- Dust To Dust- John Kirkpatrick. One of the most interesting uses of the Locrian mode comes from folk singer John Kirkpatrick. His song ‘Dust To Dust’ is completely unaccompanied, allowing just his voice (which is impressive in itself) to explore the Locrian mode. Despite sounding on the surface like a traditional folk melody, the unexpected intervals add a very unique flair to the sound of the recording. Despite the unconventional sound, this track is a good representation of the Locrian mode used to perfection, with his voice being able to bring those final notes to a resolution, despite the presence of both the minor second and the diminished fifth.
Different Types Of The Locrian Mode

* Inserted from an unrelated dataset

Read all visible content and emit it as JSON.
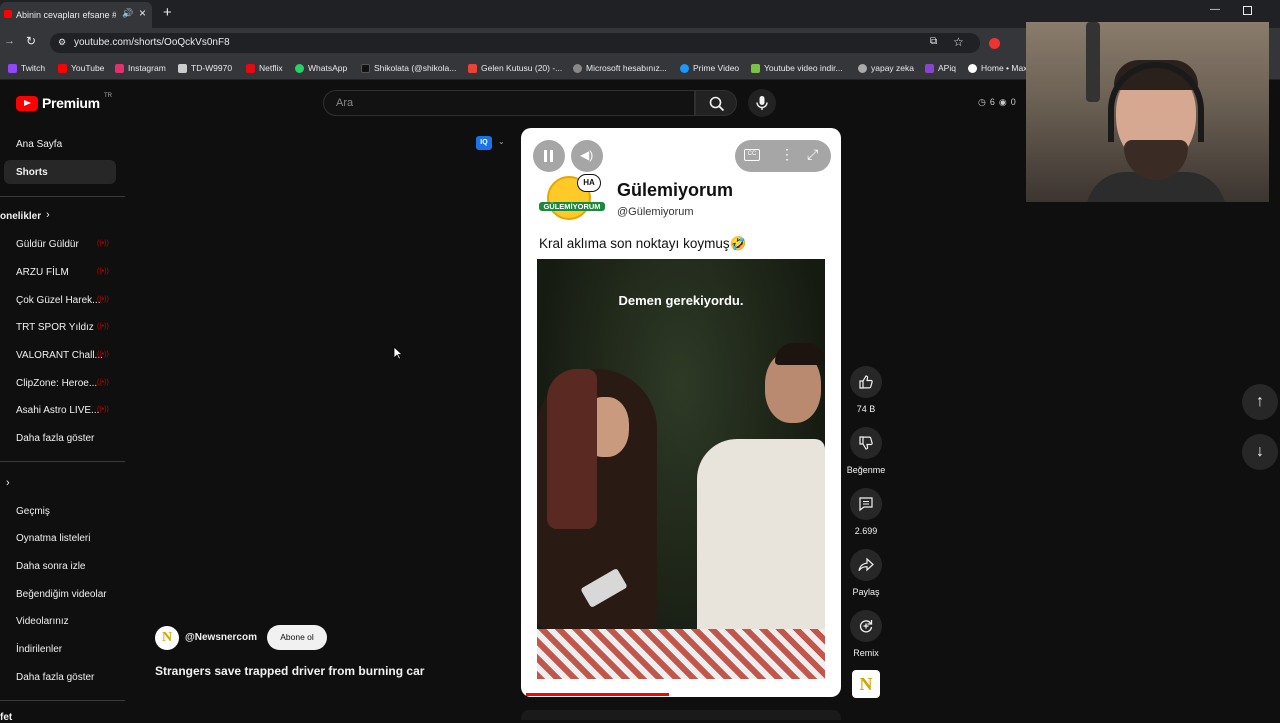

- Locrian Natural 13. This version of the Locrian mode does exactly what it says. It is the second mode of the harmonic minor scale and is built on notes that pretty much make up the Locrian mode as you’d expect it, the only difference being that the 13th (or 6th) interval of the mode is raised. While the normal scale would have a minor 6th, this one is very slightly brightened by a major 6th. In C Locrian, for example, this would mean an A natural replaced the Ab. The one thing to be very careful of when using the Locrian Natural 13 is that you don’t accidentally turn the raised sixth into a leading note that forces you to modulate into the key of the seventh note of the mode.

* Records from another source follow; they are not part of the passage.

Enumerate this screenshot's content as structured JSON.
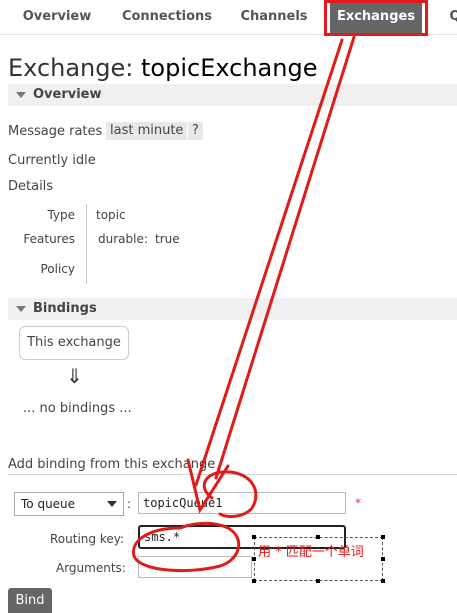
{
  "nav": {
    "tabs": [
      "Overview",
      "Connections",
      "Channels",
      "Exchanges",
      "Q"
    ],
    "active_tab": "Exchanges"
  },
  "title": {
    "prefix": "Exchange:",
    "name": "topicExchange"
  },
  "overview": {
    "section_label": "Overview",
    "message_rates_label": "Message rates",
    "message_rates_value": "last minute",
    "help": "?",
    "status": "Currently idle",
    "details_label": "Details",
    "type_label": "Type",
    "type_value": "topic",
    "features_label": "Features",
    "durable_key": "durable:",
    "durable_value": "true",
    "policy_label": "Policy"
  },
  "bindings": {
    "section_label": "Bindings",
    "this_exchange": "This exchange",
    "arrow": "⇓",
    "empty": "... no bindings ..."
  },
  "add_binding": {
    "heading": "Add binding from this exchange",
    "destination_type": "To queue",
    "destination_name": "topicQueue1",
    "required_mark": "*",
    "routing_key_label": "Routing key:",
    "routing_key_value": "sms.*",
    "arguments_label": "Arguments:",
    "arguments_value": "",
    "bind_button": "Bind",
    "colon": ":"
  },
  "annotation": {
    "text": "用 * 匹配一个单词",
    "color": "#e01b1b"
  }
}
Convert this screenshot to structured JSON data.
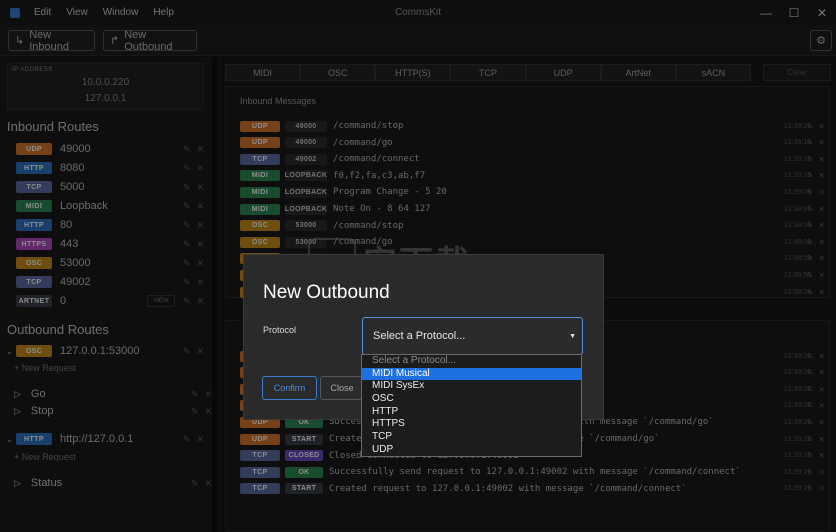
{
  "window": {
    "title": "CommsKit",
    "menu": [
      "Edit",
      "View",
      "Window",
      "Help"
    ],
    "controls": {
      "minimize": "—",
      "maximize": "☐",
      "close": "✕"
    }
  },
  "toolbar": {
    "new_inbound": "New Inbound",
    "new_outbound": "New Outbound",
    "settings_icon": "gear-icon"
  },
  "ip_address": {
    "label": "IP ADDRESS",
    "values": [
      "10.0.0.220",
      "127.0.0.1"
    ]
  },
  "inbound": {
    "title": "Inbound Routes",
    "routes": [
      {
        "proto": "UDP",
        "value": "49000",
        "color": "#d9772b"
      },
      {
        "proto": "HTTP",
        "value": "8080",
        "color": "#2f76c7"
      },
      {
        "proto": "TCP",
        "value": "5000",
        "color": "#5f6ea8"
      },
      {
        "proto": "MIDI",
        "value": "Loopback",
        "color": "#2f8a55"
      },
      {
        "proto": "HTTP",
        "value": "80",
        "color": "#2f76c7"
      },
      {
        "proto": "HTTPS",
        "value": "443",
        "color": "#b34ac4"
      },
      {
        "proto": "OSC",
        "value": "53000",
        "color": "#c98f1a"
      },
      {
        "proto": "TCP",
        "value": "49002",
        "color": "#5f6ea8"
      },
      {
        "proto": "ARTNET",
        "value": "0",
        "color": "#3a3f47"
      }
    ],
    "view_label": "VIEW"
  },
  "outbound": {
    "title": "Outbound Routes",
    "groups": [
      {
        "proto": "OSC",
        "target": "127.0.0.1:53000",
        "color": "#c98f1a",
        "new_request": "+ New Request",
        "requests": [
          "Go",
          "Stop"
        ]
      },
      {
        "proto": "HTTP",
        "target": "http://127.0.0.1",
        "color": "#2f76c7",
        "new_request": "+ New Request",
        "requests": [
          "Status"
        ]
      }
    ]
  },
  "tabs": [
    "MIDI",
    "OSC",
    "HTTP(S)",
    "TCP",
    "UDP",
    "ArtNet",
    "sACN"
  ],
  "clear_label": "Clear",
  "inbound_messages": {
    "title": "Inbound Messages",
    "rows": [
      {
        "proto": "UDP",
        "color": "#d9772b",
        "src": "49000",
        "text": "/command/stop",
        "time": "13:39:22"
      },
      {
        "proto": "UDP",
        "color": "#d9772b",
        "src": "49000",
        "text": "/command/go",
        "time": "13:39:18"
      },
      {
        "proto": "TCP",
        "color": "#5f6ea8",
        "src": "49002",
        "text": "/command/connect",
        "time": "13:39:17"
      },
      {
        "proto": "MIDI",
        "color": "#2f8a55",
        "src": "LOOPBACK",
        "text": "f0,f2,fa,c3,ab,f7",
        "time": "13:39:13"
      },
      {
        "proto": "MIDI",
        "color": "#2f8a55",
        "src": "LOOPBACK",
        "text": "Program Change - 5 20",
        "time": "13:39:08"
      },
      {
        "proto": "MIDI",
        "color": "#2f8a55",
        "src": "LOOPBACK",
        "text": "Note On - 8 64 127",
        "time": "13:39:07"
      },
      {
        "proto": "OSC",
        "color": "#c98f1a",
        "src": "53000",
        "text": "/command/stop",
        "time": "13:39:03"
      },
      {
        "proto": "OSC",
        "color": "#c98f1a",
        "src": "53000",
        "text": "/command/go",
        "time": "13:39:02"
      },
      {
        "proto": "",
        "color": "#c98f1a",
        "src": "",
        "text": "",
        "time": "13:38:59"
      },
      {
        "proto": "",
        "color": "#c98f1a",
        "src": "",
        "text": "",
        "time": "13:38:58"
      },
      {
        "proto": "",
        "color": "#c98f1a",
        "src": "",
        "text": "",
        "time": "13:38:24"
      }
    ]
  },
  "outbound_log": {
    "rows": [
      {
        "proto": "",
        "color": "#d9772b",
        "status": "",
        "status_color": "#2f8a55",
        "text": "",
        "time": "13:39:22"
      },
      {
        "proto": "",
        "color": "#d9772b",
        "status": "",
        "status_color": "#2f8a55",
        "text": "message `/command/stop`",
        "time": "13:39:22"
      },
      {
        "proto": "",
        "color": "#d9772b",
        "status": "",
        "status_color": "#2f8a55",
        "text": "/command/stop`",
        "time": "13:39:22"
      },
      {
        "proto": "",
        "color": "#d9772b",
        "status": "",
        "status_color": "#2f8a55",
        "text": "",
        "time": "13:39:22"
      },
      {
        "proto": "UDP",
        "color": "#d9772b",
        "status": "OK",
        "status_color": "#2f8a55",
        "text": "Successfully send request to 127.0.0.1:49000 with message `/command/go`",
        "time": "13:39:22"
      },
      {
        "proto": "UDP",
        "color": "#d9772b",
        "status": "START",
        "status_color": "#3a3f47",
        "text": "Created request to 127.0.0.1:49000 with message `/command/go`",
        "time": "13:39:22"
      },
      {
        "proto": "TCP",
        "color": "#5f6ea8",
        "status": "CLOSED",
        "status_color": "#6a4bc4",
        "text": "Closed connected to 127.0.0.1:49002",
        "time": "13:39:17"
      },
      {
        "proto": "TCP",
        "color": "#5f6ea8",
        "status": "OK",
        "status_color": "#2f8a55",
        "text": "Successfully send request to 127.0.0.1:49002 with message `/command/connect`",
        "time": "13:39:17"
      },
      {
        "proto": "TCP",
        "color": "#5f6ea8",
        "status": "START",
        "status_color": "#3a3f47",
        "text": "Created request to 127.0.0.1:49002 with message `/command/connect`",
        "time": "13:39:17"
      }
    ]
  },
  "modal": {
    "title": "New Outbound",
    "protocol_label": "Protocol",
    "select_value": "Select a Protocol...",
    "confirm": "Confirm",
    "close": "Close",
    "options": [
      "Select a Protocol...",
      "MIDI Musical",
      "MIDI SysEx",
      "OSC",
      "HTTP",
      "HTTPS",
      "TCP",
      "UDP"
    ],
    "highlighted_option": "MIDI Musical"
  },
  "watermark": {
    "text": "安下载",
    "sub": "anxz.com"
  }
}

- Major Locrian. The major Locrian remains a ‘Locrian’ scale in name, but many of its most valuable assets are missing from this version. While the diminished fifth (the most Locrian interval of all) remains alongside the minor sixth and minor seventh, its major feeling comes from the opening notes of the scale. The minor second and minor third are replaced by their major equivalents, which means that the first four notes of the scale are exactly the same as a standard major scale. The other interesting implication that this scale brings around is that aside from the perfect fourth in the middle, the scale is exactly the same as a whole-tone scale.
- Altered Scale. The so-called Altered scale is probably the strangest scale in music. The scale is defined by the idea that all ‘non-essential’ tones have been ‘altered’. The dominant seventh chord is the focal point of the scale, meaning that the tonic (C), the major 3rd (E) and the minor seventh (Bb) remain intact, while every other note exists in a variety of strange forms. The second is both flattened and sharpened (Db and D#), the fourth is sharpened (F#) and the sixth is flattened (Ab). This makes the following scale: C, Db, D#, E, F#, Ab, Bb. The reason it remains related to the Locrian is because of the flattened second and the lack of fifth (but presence of the tritone above the tonic).
The Locrian mode is the least accessible of all of the natural, common modes and the least used. There is a good reason for that: it is dissonant and unreliable. It simply sounds weird most of the time. But that doesn’t mean that it doesn’t have a use in certain situations. The biggest takeaway points about the Locrian are:
- Use it for its strangeness. In most situations, the Locrian can be harnessed for its ability to create incredible darkness and dissonance. Whether this is in metal, film scoring or just a particularly emotive part of a ‘normal’ song.
- Borrow chords from the Locrian. It’s incredibly hard to write an entire piece in which the harmony is exclusively derived from the mode, but there are a variety of very cool chords within that can be plucked out an used elsewhere.
- Engage with some of its related scales. The Locrian might seem about as dissonant and inaccessible as a mode can get, but things like the Altered scale give you an even more bizarre series of notes to take advantage of.